29 / 11 / 19
By Hannah Taylor, F&BF Head of Operations
There’s a concept in the LGBT+ community of chosen family. The group of people we’re close to and consider family, even though we’re not related.
There’s a sadness behind this; a quarter of homeless young people in the UK are LGBT+, with 77% of them saying that coming out to their parents was the main factor. This affects those growing up in both religious and non-religious households. (Visit the fantastic LGBT+ youth homeless charity akt for more information.)
This is why safe spaces for LGBT+ people of different faiths, beliefs and backgrounds are so special, and why, for National Interfaith Week, the Faith & Belief Forum was delighted to partner with Sarbat LGBT Sikhs, London Queer Muslims, OneBodyOneFaith, and Quaker Gender & Sexual Diversity Community, to host over 60 LGBT+ people and their friends, family and other allies, to celebrate together.
As people arrived they mingled over mocktails. Young people met with people working for LGBT+ charities. LGBT+ groups and sexual health providers shared information about local services. Christians talked to Sikhs talked to Muslims talked to Jews talked to non-religious people talked to Hare Krisnas talked to Buddhists talked to non-religious talked to Hindus talked to Spiritual…

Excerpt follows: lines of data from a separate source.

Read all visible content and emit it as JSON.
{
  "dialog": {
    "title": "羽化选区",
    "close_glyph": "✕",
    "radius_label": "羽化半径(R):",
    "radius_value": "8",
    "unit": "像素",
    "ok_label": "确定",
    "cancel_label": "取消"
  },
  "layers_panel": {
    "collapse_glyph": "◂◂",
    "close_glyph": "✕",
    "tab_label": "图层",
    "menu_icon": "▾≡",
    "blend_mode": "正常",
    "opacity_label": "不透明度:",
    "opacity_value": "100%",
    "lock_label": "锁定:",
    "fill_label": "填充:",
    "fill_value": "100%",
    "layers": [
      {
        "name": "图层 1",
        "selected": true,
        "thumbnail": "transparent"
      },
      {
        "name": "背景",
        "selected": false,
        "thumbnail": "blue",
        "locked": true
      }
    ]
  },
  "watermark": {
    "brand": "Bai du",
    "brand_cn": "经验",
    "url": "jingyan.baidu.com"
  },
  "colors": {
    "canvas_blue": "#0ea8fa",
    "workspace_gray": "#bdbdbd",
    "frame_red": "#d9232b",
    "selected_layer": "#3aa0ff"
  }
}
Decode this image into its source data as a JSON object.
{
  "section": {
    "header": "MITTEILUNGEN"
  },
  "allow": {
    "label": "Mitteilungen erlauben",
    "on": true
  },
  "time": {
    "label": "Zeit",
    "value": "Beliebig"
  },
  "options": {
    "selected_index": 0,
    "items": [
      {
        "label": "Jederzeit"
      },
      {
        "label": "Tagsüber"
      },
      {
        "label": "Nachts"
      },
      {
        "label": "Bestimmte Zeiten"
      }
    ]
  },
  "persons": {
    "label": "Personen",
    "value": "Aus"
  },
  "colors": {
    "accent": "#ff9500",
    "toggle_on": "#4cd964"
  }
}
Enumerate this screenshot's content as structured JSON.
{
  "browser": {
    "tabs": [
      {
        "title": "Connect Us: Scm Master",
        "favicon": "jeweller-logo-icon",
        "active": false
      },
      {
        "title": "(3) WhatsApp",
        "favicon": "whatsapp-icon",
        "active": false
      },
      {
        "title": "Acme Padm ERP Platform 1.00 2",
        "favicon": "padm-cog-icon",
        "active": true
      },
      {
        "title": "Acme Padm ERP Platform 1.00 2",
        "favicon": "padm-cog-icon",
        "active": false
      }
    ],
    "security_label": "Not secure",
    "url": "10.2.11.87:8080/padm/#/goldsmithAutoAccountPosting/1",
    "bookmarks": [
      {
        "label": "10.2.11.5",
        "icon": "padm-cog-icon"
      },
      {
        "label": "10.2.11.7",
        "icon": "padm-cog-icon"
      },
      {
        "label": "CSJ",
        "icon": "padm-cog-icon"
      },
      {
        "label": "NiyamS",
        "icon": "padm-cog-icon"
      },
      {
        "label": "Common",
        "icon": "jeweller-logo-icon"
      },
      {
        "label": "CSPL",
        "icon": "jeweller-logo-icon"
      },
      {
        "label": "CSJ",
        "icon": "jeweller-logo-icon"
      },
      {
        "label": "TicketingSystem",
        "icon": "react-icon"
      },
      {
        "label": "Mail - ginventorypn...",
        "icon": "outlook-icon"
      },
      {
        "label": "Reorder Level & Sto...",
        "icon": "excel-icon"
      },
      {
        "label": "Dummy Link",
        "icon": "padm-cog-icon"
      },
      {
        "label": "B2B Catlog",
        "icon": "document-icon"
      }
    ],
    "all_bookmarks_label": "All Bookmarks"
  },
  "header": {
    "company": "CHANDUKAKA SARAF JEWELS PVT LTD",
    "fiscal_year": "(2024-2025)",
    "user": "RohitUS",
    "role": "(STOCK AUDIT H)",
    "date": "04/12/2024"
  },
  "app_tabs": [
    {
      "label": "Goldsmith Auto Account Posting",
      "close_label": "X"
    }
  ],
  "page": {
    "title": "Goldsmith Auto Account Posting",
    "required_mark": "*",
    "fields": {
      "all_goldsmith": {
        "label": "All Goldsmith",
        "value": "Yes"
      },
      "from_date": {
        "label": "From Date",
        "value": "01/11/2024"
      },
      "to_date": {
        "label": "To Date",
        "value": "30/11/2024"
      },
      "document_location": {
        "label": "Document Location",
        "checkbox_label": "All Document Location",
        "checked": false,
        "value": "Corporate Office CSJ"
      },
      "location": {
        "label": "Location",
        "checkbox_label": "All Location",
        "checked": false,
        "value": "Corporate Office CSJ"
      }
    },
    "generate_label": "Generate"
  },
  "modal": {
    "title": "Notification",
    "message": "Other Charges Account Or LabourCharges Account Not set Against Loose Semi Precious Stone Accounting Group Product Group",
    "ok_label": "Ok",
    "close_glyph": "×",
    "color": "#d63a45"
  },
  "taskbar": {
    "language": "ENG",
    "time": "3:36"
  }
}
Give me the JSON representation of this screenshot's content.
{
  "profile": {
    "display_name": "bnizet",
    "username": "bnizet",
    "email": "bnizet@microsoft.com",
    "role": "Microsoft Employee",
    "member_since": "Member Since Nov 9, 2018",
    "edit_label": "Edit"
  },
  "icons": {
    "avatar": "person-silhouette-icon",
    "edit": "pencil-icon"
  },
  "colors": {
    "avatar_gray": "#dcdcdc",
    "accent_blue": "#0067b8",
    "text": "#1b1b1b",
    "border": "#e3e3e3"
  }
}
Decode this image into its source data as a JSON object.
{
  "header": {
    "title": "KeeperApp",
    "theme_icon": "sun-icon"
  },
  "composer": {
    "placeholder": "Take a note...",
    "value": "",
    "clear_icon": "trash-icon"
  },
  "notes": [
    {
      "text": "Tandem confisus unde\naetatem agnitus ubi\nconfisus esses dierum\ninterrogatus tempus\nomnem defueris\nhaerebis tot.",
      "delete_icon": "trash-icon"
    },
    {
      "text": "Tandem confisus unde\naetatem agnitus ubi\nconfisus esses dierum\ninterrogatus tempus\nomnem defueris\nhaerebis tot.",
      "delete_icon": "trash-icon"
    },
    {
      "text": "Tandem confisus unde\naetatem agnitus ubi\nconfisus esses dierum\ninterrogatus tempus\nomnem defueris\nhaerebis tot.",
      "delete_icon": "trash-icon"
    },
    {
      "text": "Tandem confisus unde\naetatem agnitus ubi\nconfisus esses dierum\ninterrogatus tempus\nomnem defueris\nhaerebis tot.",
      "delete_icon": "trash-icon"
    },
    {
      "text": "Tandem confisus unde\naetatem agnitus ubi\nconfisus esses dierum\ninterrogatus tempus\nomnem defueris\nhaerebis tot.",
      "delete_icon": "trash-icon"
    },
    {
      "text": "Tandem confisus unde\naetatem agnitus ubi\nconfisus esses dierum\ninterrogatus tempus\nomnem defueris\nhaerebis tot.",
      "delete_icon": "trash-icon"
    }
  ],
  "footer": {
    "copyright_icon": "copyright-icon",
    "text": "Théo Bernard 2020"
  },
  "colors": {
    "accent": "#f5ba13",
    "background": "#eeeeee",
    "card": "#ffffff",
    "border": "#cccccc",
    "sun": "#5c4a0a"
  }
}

The event was opened by Faith & Belief Forum’s Siobhán Anderson, who has pioneered our LGBT+Faith work over the last three years and provided training to over 150 LGBT+ organisations and groups to support them to become more inclusive towards and meet the needs of LGBT people of faith.
Then we heard from our fantastic partners; Sarbat is a volunteer led group addressing LGBT+ issues from a Sikh perspective (and a winner in this year’s Faith & Belief Forum’s Community Awards!); London Queer Muslims, the UK’s first Zikir & Islamic theology organisation run by and for queer Muslims; OneBodyOneFaith, which works towards LGBTI+ liberation and integration in churches in England; and Quaker Gender & Sexual Diversity Community (QGSDC) a loving, supportive community grounded in the Quaker faith.
Guests had brought special objects and pieces of writing that illustrated their beliefs and their personal stories. Around their tables, people shared hanukkiahs and hats, turbahs and tattoos, photos, holy books, and much more. The objects sparked tales of family and of youth, of struggles and of celebrations, and of both the challenges and the strength that their faiths brought.
The conversations continued over vegan shawarma and the mocktails kept flowing long into the evening. People shared with each other the things they had learned, and the tools they had collected, along their different journeys. LGBT people from across our different backgrounds drew strength from each other. There was an atmosphere of joy and solidarity.
By the end of the evening, connections had been made, contact details were being swapped, and bonds were being built, as we welcomed each other into our chosen families.